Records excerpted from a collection
------------------------------------
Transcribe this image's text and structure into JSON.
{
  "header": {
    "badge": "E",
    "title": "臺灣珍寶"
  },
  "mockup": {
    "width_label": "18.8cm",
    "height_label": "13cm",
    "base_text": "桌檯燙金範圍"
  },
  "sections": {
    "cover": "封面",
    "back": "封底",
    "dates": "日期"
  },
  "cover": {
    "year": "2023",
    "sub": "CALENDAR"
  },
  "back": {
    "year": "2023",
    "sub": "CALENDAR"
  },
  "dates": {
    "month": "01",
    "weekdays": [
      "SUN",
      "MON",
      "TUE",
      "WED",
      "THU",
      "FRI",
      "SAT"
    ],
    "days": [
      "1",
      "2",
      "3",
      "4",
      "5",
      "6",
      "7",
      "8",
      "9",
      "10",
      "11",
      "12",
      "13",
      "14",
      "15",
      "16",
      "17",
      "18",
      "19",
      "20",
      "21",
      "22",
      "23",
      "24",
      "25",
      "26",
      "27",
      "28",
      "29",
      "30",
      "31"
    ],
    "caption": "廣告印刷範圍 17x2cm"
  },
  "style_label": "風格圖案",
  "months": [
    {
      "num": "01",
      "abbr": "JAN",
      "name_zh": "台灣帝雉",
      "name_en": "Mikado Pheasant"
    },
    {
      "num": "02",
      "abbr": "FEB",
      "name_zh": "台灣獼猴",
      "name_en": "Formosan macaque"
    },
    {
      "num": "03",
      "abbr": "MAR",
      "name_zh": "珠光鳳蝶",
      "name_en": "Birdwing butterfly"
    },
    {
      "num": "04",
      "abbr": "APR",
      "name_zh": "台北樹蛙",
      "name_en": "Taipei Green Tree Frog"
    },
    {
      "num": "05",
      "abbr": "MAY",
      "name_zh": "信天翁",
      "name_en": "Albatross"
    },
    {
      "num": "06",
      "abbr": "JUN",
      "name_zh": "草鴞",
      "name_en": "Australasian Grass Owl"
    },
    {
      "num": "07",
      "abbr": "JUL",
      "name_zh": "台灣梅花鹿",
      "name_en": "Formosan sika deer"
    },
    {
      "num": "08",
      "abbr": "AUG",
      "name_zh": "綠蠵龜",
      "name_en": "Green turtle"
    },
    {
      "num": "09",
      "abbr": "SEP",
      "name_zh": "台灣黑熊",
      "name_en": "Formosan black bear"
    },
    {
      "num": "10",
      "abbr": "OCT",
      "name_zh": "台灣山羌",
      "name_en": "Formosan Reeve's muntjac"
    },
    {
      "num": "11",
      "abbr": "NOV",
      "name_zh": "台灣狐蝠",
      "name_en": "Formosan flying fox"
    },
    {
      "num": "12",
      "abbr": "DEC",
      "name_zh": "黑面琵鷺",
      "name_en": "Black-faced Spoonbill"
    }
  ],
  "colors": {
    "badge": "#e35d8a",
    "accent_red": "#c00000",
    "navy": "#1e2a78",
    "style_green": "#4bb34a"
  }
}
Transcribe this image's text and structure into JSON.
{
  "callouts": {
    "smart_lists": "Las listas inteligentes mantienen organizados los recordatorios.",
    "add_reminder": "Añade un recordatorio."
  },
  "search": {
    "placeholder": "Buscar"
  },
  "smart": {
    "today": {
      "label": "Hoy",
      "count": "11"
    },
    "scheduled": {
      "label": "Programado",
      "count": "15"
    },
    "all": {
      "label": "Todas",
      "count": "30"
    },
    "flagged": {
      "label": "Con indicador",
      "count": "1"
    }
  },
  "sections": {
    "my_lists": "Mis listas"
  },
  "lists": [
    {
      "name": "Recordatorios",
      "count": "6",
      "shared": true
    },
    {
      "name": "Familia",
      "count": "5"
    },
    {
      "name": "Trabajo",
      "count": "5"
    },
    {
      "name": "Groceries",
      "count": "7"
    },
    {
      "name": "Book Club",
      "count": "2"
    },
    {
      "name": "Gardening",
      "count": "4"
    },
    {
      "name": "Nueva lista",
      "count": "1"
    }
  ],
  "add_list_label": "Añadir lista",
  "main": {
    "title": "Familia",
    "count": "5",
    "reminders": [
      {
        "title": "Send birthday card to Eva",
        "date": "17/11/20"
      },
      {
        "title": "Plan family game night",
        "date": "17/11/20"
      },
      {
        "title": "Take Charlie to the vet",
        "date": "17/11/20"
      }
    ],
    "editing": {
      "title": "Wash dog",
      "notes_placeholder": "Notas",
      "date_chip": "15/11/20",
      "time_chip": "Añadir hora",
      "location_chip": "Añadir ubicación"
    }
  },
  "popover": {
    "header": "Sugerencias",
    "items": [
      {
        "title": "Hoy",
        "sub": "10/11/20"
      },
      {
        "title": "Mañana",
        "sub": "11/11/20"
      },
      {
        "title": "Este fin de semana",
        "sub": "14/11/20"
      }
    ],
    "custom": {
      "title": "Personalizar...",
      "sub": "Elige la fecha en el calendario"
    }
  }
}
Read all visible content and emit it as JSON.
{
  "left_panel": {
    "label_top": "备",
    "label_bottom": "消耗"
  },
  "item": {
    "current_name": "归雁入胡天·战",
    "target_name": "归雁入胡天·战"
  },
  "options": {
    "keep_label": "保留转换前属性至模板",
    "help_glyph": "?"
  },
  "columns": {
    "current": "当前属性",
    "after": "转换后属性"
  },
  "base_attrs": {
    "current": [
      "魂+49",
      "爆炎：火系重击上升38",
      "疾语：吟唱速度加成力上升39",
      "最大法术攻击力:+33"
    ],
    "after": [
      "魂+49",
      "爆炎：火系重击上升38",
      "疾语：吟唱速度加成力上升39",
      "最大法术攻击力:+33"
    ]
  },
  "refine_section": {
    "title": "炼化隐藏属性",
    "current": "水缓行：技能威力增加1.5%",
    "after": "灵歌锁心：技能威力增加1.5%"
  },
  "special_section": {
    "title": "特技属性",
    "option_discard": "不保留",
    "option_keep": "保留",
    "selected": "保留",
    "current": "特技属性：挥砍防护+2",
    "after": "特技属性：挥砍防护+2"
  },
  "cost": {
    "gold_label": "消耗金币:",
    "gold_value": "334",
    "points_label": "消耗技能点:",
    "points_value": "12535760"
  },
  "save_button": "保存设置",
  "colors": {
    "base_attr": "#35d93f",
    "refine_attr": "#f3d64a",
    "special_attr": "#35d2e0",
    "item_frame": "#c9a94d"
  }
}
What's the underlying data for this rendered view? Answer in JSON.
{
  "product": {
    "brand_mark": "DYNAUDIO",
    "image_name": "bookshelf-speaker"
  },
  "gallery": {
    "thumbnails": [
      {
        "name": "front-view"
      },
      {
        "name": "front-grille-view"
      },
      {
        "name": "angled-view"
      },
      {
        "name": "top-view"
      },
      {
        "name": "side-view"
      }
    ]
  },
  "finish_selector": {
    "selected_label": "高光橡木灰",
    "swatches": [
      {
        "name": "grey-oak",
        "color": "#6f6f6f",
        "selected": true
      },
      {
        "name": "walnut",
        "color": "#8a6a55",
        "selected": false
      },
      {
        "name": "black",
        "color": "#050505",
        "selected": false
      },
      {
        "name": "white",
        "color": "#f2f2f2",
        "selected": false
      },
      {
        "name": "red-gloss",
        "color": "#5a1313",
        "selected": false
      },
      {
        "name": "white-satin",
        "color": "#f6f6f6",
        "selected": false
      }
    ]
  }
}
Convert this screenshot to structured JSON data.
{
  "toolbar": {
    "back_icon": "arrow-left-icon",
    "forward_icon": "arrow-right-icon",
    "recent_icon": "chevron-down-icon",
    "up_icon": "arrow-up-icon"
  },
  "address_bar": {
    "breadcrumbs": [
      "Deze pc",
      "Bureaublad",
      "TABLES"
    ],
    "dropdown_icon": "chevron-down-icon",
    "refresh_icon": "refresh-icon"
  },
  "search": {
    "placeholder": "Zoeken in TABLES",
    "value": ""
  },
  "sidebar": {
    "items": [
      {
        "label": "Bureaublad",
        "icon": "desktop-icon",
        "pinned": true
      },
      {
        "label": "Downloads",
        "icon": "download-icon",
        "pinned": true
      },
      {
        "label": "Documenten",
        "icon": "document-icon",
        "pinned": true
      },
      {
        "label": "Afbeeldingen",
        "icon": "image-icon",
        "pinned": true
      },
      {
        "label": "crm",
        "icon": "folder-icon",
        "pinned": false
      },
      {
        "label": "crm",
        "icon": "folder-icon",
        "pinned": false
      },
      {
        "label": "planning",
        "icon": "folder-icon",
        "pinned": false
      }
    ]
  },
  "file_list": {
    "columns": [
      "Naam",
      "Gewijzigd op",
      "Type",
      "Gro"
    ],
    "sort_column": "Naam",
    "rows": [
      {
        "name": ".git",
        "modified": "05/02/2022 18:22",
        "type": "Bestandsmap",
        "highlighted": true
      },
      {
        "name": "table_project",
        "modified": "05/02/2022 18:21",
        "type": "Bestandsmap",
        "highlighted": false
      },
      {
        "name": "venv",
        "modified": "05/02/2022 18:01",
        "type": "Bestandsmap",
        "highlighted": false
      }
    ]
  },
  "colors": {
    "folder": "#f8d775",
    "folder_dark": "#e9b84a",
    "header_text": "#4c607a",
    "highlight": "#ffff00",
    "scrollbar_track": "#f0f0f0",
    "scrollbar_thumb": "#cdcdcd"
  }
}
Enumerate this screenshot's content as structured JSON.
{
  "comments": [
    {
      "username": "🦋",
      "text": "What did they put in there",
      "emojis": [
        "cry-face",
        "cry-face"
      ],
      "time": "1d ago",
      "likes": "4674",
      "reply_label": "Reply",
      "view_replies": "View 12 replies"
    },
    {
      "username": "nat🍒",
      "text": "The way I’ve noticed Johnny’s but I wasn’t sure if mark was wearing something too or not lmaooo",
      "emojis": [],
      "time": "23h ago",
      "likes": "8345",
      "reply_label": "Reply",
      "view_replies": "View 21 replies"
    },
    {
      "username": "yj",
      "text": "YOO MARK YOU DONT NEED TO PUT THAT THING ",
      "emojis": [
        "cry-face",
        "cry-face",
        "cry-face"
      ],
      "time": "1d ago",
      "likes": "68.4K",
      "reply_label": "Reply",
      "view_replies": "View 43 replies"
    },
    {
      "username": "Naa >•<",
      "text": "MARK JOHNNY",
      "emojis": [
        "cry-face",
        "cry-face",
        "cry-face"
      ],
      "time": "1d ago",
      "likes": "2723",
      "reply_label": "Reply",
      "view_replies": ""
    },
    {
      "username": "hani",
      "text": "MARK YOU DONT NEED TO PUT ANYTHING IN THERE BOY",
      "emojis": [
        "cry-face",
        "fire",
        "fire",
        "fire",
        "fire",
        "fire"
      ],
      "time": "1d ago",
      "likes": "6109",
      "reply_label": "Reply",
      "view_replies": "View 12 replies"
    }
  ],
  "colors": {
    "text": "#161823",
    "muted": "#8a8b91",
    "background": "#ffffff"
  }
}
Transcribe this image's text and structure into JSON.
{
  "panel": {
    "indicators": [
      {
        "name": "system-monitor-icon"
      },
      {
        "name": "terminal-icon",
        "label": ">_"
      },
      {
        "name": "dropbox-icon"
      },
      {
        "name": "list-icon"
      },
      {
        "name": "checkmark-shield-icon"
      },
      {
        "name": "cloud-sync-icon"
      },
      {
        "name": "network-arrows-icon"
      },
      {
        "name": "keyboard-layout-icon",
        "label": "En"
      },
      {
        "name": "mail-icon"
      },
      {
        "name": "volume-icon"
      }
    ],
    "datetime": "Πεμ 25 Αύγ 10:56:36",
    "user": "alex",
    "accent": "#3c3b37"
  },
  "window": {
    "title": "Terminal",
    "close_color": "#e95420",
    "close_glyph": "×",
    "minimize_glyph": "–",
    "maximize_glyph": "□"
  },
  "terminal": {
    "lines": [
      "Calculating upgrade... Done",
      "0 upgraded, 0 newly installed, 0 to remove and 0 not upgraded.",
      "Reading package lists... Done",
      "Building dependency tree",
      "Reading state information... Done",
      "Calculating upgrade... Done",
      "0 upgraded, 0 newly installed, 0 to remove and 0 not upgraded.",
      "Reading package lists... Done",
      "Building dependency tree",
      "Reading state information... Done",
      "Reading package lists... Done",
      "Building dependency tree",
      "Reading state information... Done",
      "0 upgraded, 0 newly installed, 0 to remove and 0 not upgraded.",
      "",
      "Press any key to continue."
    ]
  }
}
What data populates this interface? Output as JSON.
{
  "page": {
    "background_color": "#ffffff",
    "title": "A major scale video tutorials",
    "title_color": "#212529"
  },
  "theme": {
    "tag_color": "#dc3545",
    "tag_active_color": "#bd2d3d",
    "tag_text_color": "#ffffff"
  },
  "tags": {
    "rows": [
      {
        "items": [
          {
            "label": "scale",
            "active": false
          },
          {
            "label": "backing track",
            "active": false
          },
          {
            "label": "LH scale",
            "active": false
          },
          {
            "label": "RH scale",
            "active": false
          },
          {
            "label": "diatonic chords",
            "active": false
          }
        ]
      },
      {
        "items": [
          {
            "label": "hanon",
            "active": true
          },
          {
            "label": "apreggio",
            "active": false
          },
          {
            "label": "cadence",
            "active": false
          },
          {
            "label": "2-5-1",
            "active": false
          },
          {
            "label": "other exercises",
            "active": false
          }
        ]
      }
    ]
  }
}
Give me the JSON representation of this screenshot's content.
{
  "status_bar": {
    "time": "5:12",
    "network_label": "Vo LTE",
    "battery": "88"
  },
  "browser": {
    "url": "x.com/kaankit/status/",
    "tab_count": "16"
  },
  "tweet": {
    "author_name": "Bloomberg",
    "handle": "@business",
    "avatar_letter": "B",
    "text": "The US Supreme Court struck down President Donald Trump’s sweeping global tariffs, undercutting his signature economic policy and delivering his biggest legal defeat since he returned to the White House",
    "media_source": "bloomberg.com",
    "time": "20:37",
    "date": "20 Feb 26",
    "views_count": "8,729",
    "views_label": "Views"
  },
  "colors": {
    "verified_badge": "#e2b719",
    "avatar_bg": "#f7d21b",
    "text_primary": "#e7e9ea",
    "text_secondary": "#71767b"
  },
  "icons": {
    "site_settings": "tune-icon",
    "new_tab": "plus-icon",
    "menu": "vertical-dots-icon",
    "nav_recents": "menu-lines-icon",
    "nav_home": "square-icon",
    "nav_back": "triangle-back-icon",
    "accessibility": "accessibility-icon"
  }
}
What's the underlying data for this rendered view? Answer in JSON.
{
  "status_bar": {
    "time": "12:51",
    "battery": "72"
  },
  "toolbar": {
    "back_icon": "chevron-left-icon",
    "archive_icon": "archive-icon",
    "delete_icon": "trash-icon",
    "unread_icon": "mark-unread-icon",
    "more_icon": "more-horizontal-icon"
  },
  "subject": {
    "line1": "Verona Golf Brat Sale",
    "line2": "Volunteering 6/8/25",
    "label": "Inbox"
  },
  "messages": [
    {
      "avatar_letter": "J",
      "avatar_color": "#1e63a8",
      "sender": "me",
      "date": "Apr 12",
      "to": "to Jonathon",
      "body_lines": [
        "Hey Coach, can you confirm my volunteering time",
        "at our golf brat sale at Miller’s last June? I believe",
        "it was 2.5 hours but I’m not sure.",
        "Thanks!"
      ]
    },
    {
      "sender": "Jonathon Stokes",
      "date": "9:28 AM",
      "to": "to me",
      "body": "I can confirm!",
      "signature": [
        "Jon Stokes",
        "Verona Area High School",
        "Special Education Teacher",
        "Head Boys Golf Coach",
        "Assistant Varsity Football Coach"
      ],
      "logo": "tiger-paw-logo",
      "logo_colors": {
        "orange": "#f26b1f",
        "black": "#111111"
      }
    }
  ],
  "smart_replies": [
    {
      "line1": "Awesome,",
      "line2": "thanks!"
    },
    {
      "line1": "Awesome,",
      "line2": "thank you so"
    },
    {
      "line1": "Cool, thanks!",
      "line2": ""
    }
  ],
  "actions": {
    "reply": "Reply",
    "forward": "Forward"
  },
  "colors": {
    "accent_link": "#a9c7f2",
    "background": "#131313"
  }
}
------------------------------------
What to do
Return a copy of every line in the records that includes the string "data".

Task answer
What's the underlying data for this rendered view? Answer in JSON.
Convert this screenshot to structured JSON data.
What data populates this interface? Output as JSON.
What's the underlying data for this rendered view? Answer in JSON.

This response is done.